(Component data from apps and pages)
##############################
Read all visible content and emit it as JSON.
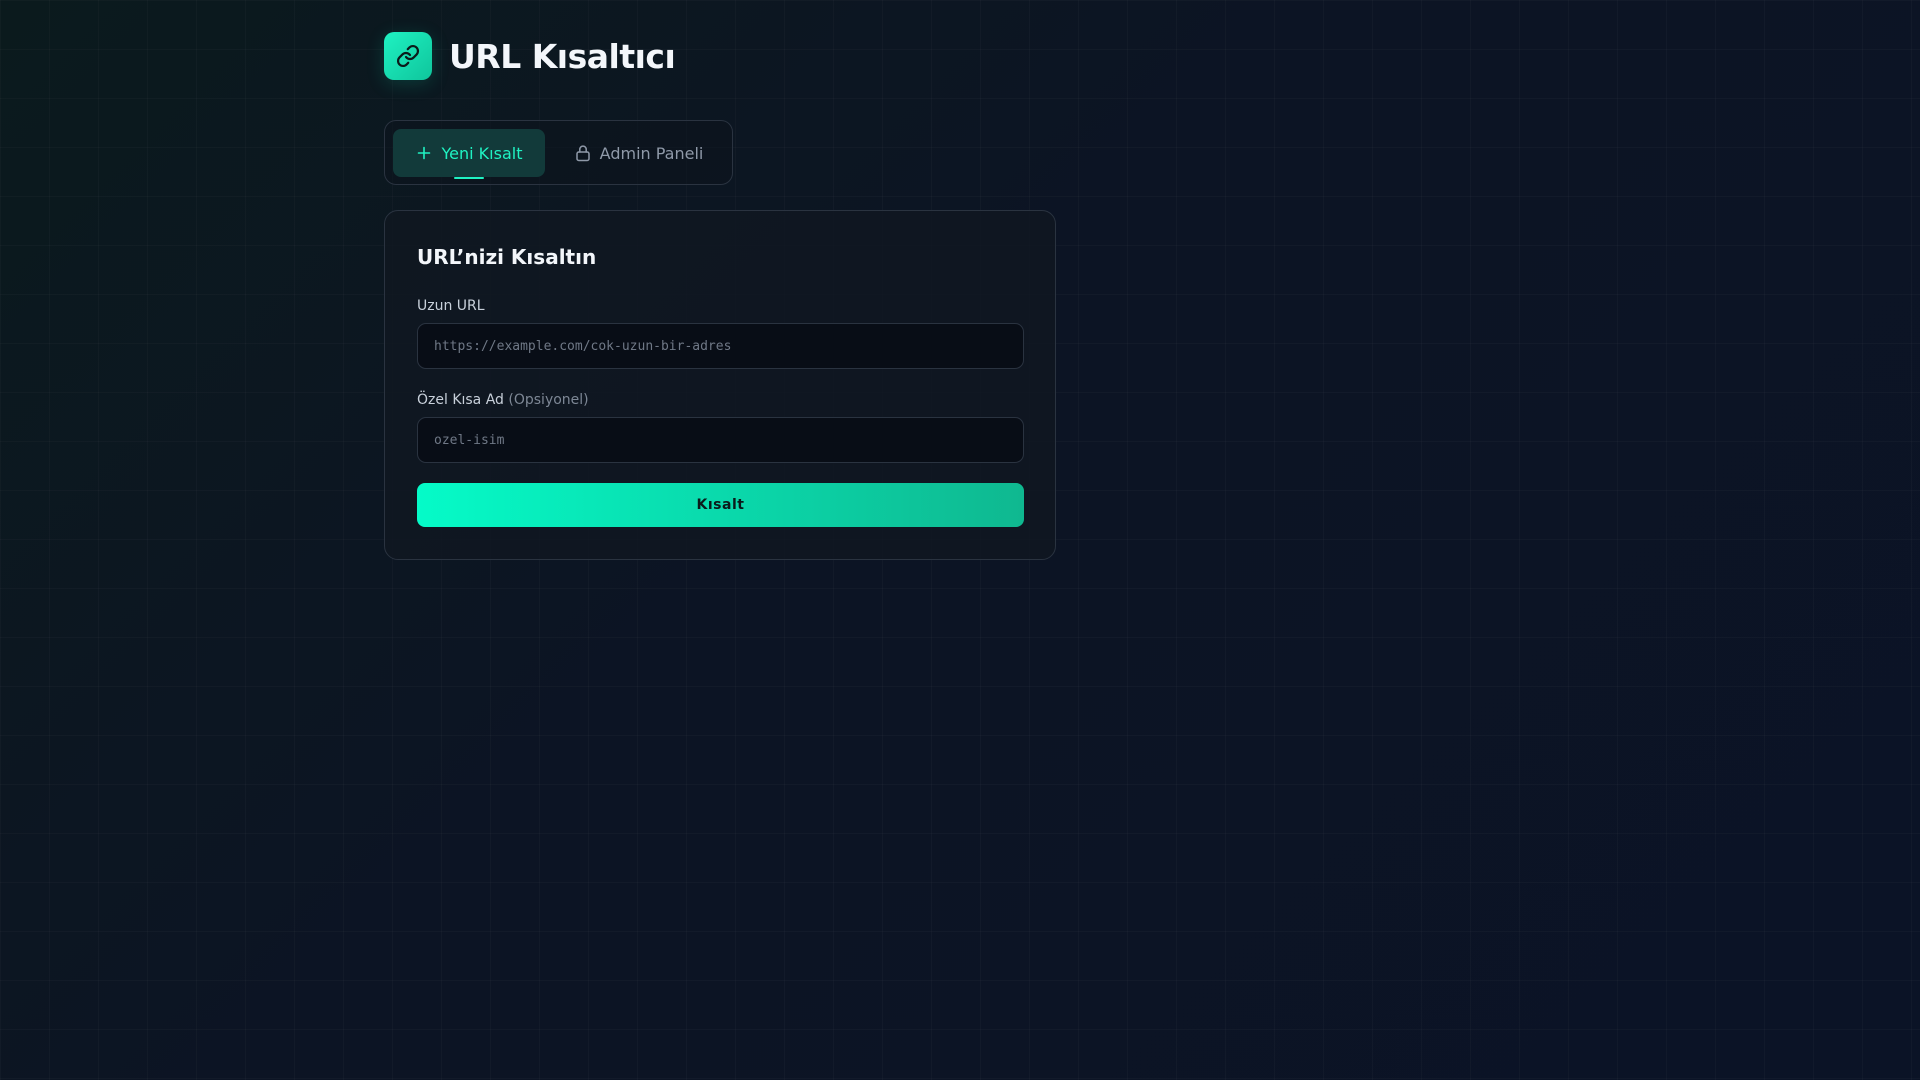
{
  "app": {
    "title": "URL Kısaltıcı",
    "logo_icon": "link-icon",
    "accent_color": "#1ff2c2"
  },
  "tabs": [
    {
      "label": "Yeni Kısalt",
      "icon": "plus-icon",
      "active": true
    },
    {
      "label": "Admin Paneli",
      "icon": "lock-icon",
      "active": false
    }
  ],
  "form": {
    "title": "URL’nizi Kısaltın",
    "long_url": {
      "label": "Uzun URL",
      "placeholder": "https://example.com/cok-uzun-bir-adres",
      "value": ""
    },
    "alias": {
      "label": "Özel Kısa Ad",
      "optional": "(Opsiyonel)",
      "placeholder": "ozel-isim",
      "value": ""
    },
    "submit_label": "Kısalt"
  }
}
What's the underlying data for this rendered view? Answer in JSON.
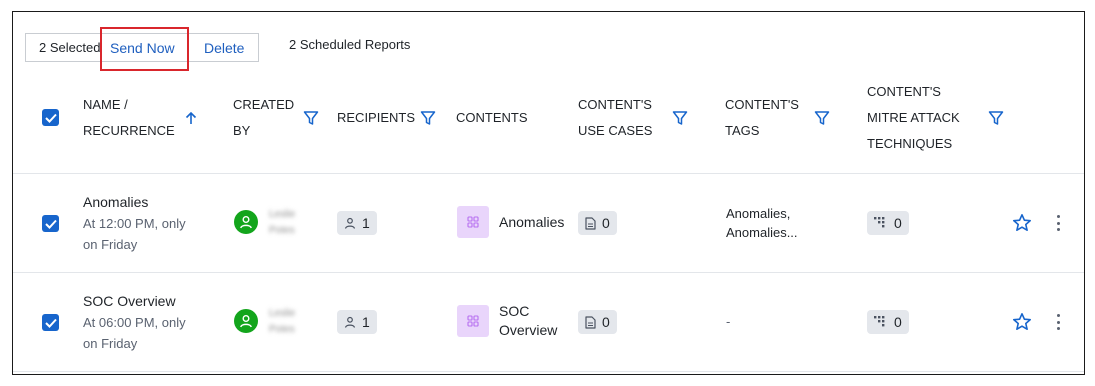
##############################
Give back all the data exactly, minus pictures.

Finished task
Read all visible content and emit it as JSON.
{
  "app": {
    "title": "URL Kısaltıcı",
    "logo_icon": "link-icon",
    "accent_color": "#1ff2c2"
  },
  "tabs": [
    {
      "label": "Yeni Kısalt",
      "icon": "plus-icon",
      "active": true
    },
    {
      "label": "Admin Paneli",
      "icon": "lock-icon",
      "active": false
    }
  ],
  "form": {
    "title": "URL’nizi Kısaltın",
    "long_url": {
      "label": "Uzun URL",
      "placeholder": "https://example.com/cok-uzun-bir-adres",
      "value": ""
    },
    "alias": {
      "label": "Özel Kısa Ad",
      "optional": "(Opsiyonel)",
      "placeholder": "ozel-isim",
      "value": ""
    },
    "submit_label": "Kısalt"
  }
}
What's the underlying data for this rendered view? Answer in JSON.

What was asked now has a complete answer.